→ **ABOUT THIS TASK**: When you return the data, keep each character exactly as it appears.
[Opening WORKING DATA section]
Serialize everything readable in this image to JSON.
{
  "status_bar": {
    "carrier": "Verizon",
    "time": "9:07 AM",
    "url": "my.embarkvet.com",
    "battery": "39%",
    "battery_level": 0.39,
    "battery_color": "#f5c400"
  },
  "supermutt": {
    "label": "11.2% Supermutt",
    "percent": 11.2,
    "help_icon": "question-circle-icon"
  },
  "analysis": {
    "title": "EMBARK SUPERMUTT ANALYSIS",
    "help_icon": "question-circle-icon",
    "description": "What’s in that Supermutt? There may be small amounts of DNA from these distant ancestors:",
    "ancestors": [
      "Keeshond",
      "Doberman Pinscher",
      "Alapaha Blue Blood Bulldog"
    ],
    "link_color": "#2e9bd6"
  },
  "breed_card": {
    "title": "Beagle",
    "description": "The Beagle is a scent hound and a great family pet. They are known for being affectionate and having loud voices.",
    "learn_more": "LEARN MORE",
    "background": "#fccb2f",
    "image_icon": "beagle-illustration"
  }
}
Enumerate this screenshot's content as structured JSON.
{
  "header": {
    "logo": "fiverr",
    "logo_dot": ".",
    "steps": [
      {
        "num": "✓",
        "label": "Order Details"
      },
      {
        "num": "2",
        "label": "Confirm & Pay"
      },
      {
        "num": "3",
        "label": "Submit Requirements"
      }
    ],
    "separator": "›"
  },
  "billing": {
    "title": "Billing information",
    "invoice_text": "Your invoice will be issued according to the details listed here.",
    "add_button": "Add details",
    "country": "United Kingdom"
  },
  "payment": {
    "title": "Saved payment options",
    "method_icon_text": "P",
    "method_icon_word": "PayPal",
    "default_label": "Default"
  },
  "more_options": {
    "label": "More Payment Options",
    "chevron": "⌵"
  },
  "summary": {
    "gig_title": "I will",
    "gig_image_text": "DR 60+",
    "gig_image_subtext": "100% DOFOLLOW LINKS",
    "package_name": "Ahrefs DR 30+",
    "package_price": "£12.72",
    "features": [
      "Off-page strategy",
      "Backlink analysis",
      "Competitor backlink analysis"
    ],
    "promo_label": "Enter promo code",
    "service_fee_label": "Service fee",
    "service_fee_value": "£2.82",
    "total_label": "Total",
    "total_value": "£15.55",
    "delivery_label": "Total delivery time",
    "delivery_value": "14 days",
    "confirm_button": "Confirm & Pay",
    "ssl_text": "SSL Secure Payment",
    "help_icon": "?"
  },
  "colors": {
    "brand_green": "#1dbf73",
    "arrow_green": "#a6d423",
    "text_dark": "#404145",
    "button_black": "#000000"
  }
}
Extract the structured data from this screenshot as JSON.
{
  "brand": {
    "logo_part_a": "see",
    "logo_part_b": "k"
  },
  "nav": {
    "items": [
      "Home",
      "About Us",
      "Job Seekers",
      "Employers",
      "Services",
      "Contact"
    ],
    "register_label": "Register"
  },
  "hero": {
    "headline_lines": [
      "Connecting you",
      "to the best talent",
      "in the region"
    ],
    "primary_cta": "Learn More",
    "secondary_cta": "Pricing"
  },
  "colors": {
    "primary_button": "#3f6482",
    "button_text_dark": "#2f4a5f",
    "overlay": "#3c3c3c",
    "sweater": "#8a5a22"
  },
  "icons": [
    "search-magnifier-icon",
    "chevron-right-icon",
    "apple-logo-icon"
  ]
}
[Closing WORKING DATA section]
→ **WRITTEN RESPONSE**:
Serialize everything readable in this image to JSON.
{
  "status_bar": {
    "carrier": "Verizon",
    "time": "9:07 AM",
    "url": "my.embarkvet.com",
    "battery": "39%",
    "battery_level": 0.39,
    "battery_color": "#f5c400"
  },
  "supermutt": {
    "label": "11.2% Supermutt",
    "percent": 11.2,
    "help_icon": "question-circle-icon"
  },
  "analysis": {
    "title": "EMBARK SUPERMUTT ANALYSIS",
    "help_icon": "question-circle-icon",
    "description": "What’s in that Supermutt? There may be small amounts of DNA from these distant ancestors:",
    "ancestors": [
      "Keeshond",
      "Doberman Pinscher",
      "Alapaha Blue Blood Bulldog"
    ],
    "link_color": "#2e9bd6"
  },
  "breed_card": {
    "title": "Beagle",
    "description": "The Beagle is a scent hound and a great family pet. They are known for being affectionate and having loud voices.",
    "learn_more": "LEARN MORE",
    "background": "#fccb2f",
    "image_icon": "beagle-illustration"
  }
}
Enumerate this screenshot's content as structured JSON.
{
  "header": {
    "logo": "fiverr",
    "logo_dot": ".",
    "steps": [
      {
        "num": "✓",
        "label": "Order Details"
      },
      {
        "num": "2",
        "label": "Confirm & Pay"
      },
      {
        "num": "3",
        "label": "Submit Requirements"
      }
    ],
    "separator": "›"
  },
  "billing": {
    "title": "Billing information",
    "invoice_text": "Your invoice will be issued according to the details listed here.",
    "add_button": "Add details",
    "country": "United Kingdom"
  },
  "payment": {
    "title": "Saved payment options",
    "method_icon_text": "P",
    "method_icon_word": "PayPal",
    "default_label": "Default"
  },
  "more_options": {
    "label": "More Payment Options",
    "chevron": "⌵"
  },
  "summary": {
    "gig_title": "I will",
    "gig_image_text": "DR 60+",
    "gig_image_subtext": "100% DOFOLLOW LINKS",
    "package_name": "Ahrefs DR 30+",
    "package_price": "£12.72",
    "features": [
      "Off-page strategy",
      "Backlink analysis",
      "Competitor backlink analysis"
    ],
    "promo_label": "Enter promo code",
    "service_fee_label": "Service fee",
    "service_fee_value": "£2.82",
    "total_label": "Total",
    "total_value": "£15.55",
    "delivery_label": "Total delivery time",
    "delivery_value": "14 days",
    "confirm_button": "Confirm & Pay",
    "ssl_text": "SSL Secure Payment",
    "help_icon": "?"
  },
  "colors": {
    "brand_green": "#1dbf73",
    "arrow_green": "#a6d423",
    "text_dark": "#404145",
    "button_black": "#000000"
  }
}
Extract the structured data from this screenshot as JSON.
{
  "brand": {
    "logo_part_a": "see",
    "logo_part_b": "k"
  },
  "nav": {
    "items": [
      "Home",
      "About Us",
      "Job Seekers",
      "Employers",
      "Services",
      "Contact"
    ],
    "register_label": "Register"
  },
  "hero": {
    "headline_lines": [
      "Connecting you",
      "to the best talent",
      "in the region"
    ],
    "primary_cta": "Learn More",
    "secondary_cta": "Pricing"
  },
  "colors": {
    "primary_button": "#3f6482",
    "button_text_dark": "#2f4a5f",
    "overlay": "#3c3c3c",
    "sweater": "#8a5a22"
  },
  "icons": [
    "search-magnifier-icon",
    "chevron-right-icon",
    "apple-logo-icon"
  ]
}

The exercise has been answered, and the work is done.